Building on the foundation of his critically acclaimed A Fierce Green Fire (1993), which provided a sweeping overview of the American environmental movement, Philip Shabecoff now moves to a thoughtful survey of international environmentalism. The annals of international cooperation to preserve the environment and ensure sustainable economic development are recent and brief. Only within the last 30 years, as the effects of human overconsumption have become apparent, have international organizations, national governments, and environmental groups begun focusing on the economic and ecological ramifications of plundering the Earth's resources.

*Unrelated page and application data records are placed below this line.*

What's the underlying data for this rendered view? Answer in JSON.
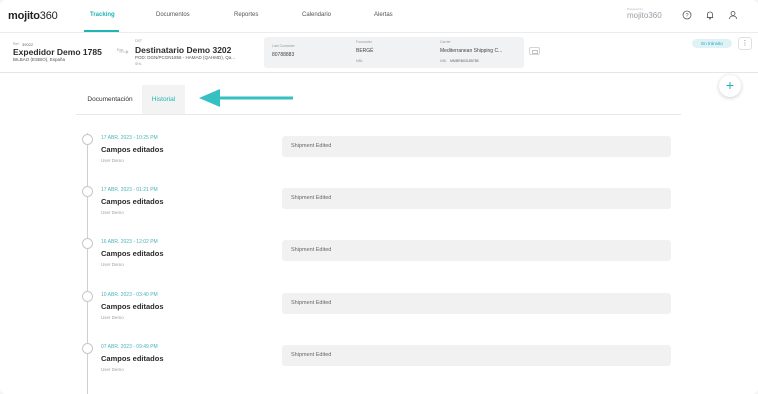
{
  "nav": {
    "logo_main": "mojito",
    "logo_sup": "360",
    "items": [
      {
        "label": "Tracking",
        "active": true
      },
      {
        "label": "Documentos",
        "active": false
      },
      {
        "label": "Reportes",
        "active": false
      },
      {
        "label": "Calendario",
        "active": false
      },
      {
        "label": "Alertas",
        "active": false
      }
    ],
    "right_brand": "mojito360",
    "right_brand_caption": "Powered by",
    "accent_color": "#1fb5b3"
  },
  "shipment": {
    "ref_label": "Ref:",
    "ref_value": "39022",
    "shipper_name": "Expedidor Demo 1785",
    "shipper_location": "BILBAO (ESBIO), España",
    "exp_label": "Exp:",
    "consignee_label": "DST",
    "consignee_name": "Destinatario Demo 3202",
    "route": "POD: DGN/PCGN1856 - HAMAD (QAHMD), Qa...",
    "ship_label": "SHL",
    "last_container_label": "Last Container",
    "last_container_value": "80788883",
    "forwarder_label": "Forwarder",
    "forwarder_value": "BERGÉ",
    "forwarder_sub": "MBL",
    "carrier_label": "Carrier",
    "carrier_value": "Mediterranean Shipping C...",
    "carrier_sub_label": "MBL",
    "carrier_sub_value": "MMBRB03185785",
    "status_badge": "En tránsito",
    "menu_icon": "kebab-icon"
  },
  "tabs": [
    {
      "label": "Documentación",
      "active": false
    },
    {
      "label": "Historial",
      "active": true
    }
  ],
  "fab_symbol": "+",
  "history": [
    {
      "date": "17 ABR. 2023 - 10:25 PM",
      "title": "Campos editados",
      "user": "User Demo",
      "detail": "Shipment Edited"
    },
    {
      "date": "17 ABR. 2023 - 01:21 PM",
      "title": "Campos editados",
      "user": "User Demo",
      "detail": "Shipment Edited"
    },
    {
      "date": "16 ABR. 2023 - 12:02 PM",
      "title": "Campos editados",
      "user": "User Demo",
      "detail": "Shipment Edited"
    },
    {
      "date": "10 ABR. 2023 - 03:40 PM",
      "title": "Campos editados",
      "user": "User Demo",
      "detail": "Shipment Edited"
    },
    {
      "date": "07 ABR. 2023 - 09:49 PM",
      "title": "Campos editados",
      "user": "User Demo",
      "detail": "Shipment Edited"
    }
  ]
}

Shabecoff, former chief environmental correspondent for the New York Times, provides a detailed history of international environmentalism from the beginnings of a global environmental ethic to an inside view of diplomatic negotiations behind the 1992 Rio Earth Summit. He analyzes Rio's successes and failures and examines both worldwide and local proposals that address environmental and economic challenges not discussed at Rio. Only by facing and overcoming all these challenges, he says, can the global community establish a peace built on mutual care for the planet and responsibility for the well-being of others with whom we share it.
Publisher: University Press of New England